Madeline Sharples studied journalism in high school and college, and wrote for the high school newspaper. She only started to fulfill her dream of working as a creative writer and journalist later in life. Her memoir, Leaving the Hall Light On: A Mother's Memoir of Living with Her Son's Bipolar Disorder and Surviving His Suicide, was released in a hardback edition in 2011 and has just been released in paperback and ebook editions by Dream of Things. It tells the steps that Madeline took in living with the loss of her oldest son; first and foremost that she chose to live and take care of herself as a woman, wife, mother and writer. She hopes that her story will inspire others to find ways to survive their own tragic experiences.
Madeline also co-authored, Blue-Collar Women: Trailblazing Women Take On Men-Only Jobs (New Horizon Press, 1994). She co-edited the poetry anthology, The Great American Poetry Show, Volumes 1 and 2; and wrote the poems for two photography books, The Emerging Goddess, and, Intimacy (Paul Blieden, photographer). Madeline's poems have also appeared online and in print magazines.
Madeline's articles appear regularly in Naturally Savvy, PsychAlive, Aging Bodies, and Open to Hope. She posts at her blogs, Choices, and at Red Room. Currently, she is writing a novel.
Madeline's mission since the death of her son is to raise awareness, educate and erase the stigma of mental illness and suicide in the hopes of saving lives.

Madeline and her husband of forty years lives in Manhatten Beach, California, a small beach community south of Los Angeles. Her younger son, Ben, lives in Santa Monica, California with his wife, Marissa.


  1. An excellent review of Madeline's memoir which I have also read Dody. Thanks for sharing this with us.

    1. Isn't it interesting, Sonia, the threads that connect us and add flavor to our lives :-} Thank you for paying a visit to my blog.

  2. Thank you, Dody, for sharing your review here on Treasured Encounters. You've given it a beautiful showcase. I'm happy that it will go out to your readers. xoxo

    1. Interesting, Madeline, that memories of our accidentally-being-in-D.C.-at-the-same-time lunch together came back today as I set up this post. I'm glad that I had this opportunity to show-case your beloved memoir. xoxo
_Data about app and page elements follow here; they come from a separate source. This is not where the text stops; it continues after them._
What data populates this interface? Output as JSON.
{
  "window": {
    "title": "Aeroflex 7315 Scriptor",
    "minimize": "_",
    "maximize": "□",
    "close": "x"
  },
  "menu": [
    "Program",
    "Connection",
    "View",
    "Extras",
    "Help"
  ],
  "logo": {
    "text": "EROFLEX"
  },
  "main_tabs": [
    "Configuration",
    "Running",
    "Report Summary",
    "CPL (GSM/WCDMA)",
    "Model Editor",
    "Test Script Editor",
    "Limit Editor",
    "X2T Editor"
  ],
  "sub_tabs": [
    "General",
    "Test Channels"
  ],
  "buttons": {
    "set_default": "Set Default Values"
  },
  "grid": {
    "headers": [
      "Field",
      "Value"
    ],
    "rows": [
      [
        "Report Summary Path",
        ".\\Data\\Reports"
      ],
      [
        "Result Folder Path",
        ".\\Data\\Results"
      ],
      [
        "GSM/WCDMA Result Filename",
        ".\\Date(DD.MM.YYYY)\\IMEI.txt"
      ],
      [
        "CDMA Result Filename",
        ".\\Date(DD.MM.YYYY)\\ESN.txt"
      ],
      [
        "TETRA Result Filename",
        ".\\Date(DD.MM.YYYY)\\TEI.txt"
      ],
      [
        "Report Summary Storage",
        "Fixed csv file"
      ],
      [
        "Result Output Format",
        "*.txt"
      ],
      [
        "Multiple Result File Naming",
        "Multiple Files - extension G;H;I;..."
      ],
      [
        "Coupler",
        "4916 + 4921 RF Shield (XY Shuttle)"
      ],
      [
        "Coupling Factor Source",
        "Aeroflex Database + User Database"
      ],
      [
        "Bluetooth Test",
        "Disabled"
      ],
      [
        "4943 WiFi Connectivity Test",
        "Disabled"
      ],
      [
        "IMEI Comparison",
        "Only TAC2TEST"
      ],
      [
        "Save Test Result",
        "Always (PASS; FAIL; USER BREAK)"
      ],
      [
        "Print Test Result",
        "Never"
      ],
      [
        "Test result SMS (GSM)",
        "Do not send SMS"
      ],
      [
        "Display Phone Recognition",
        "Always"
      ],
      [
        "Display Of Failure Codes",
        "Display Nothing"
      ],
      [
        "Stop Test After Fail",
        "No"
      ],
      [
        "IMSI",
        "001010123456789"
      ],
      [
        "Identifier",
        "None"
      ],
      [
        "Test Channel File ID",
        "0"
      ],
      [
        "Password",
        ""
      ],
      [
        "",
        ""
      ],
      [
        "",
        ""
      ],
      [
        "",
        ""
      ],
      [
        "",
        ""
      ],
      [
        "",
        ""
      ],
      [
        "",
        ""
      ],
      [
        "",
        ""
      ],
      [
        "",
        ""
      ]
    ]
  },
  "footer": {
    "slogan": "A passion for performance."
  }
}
  3. You're so good at writing reviews, Dody! You connect to the book emotionally & express it so well. Writing reviews is definitely not something I excel at (and that's putting it kindly), but I know the good stuff when I see it. :-}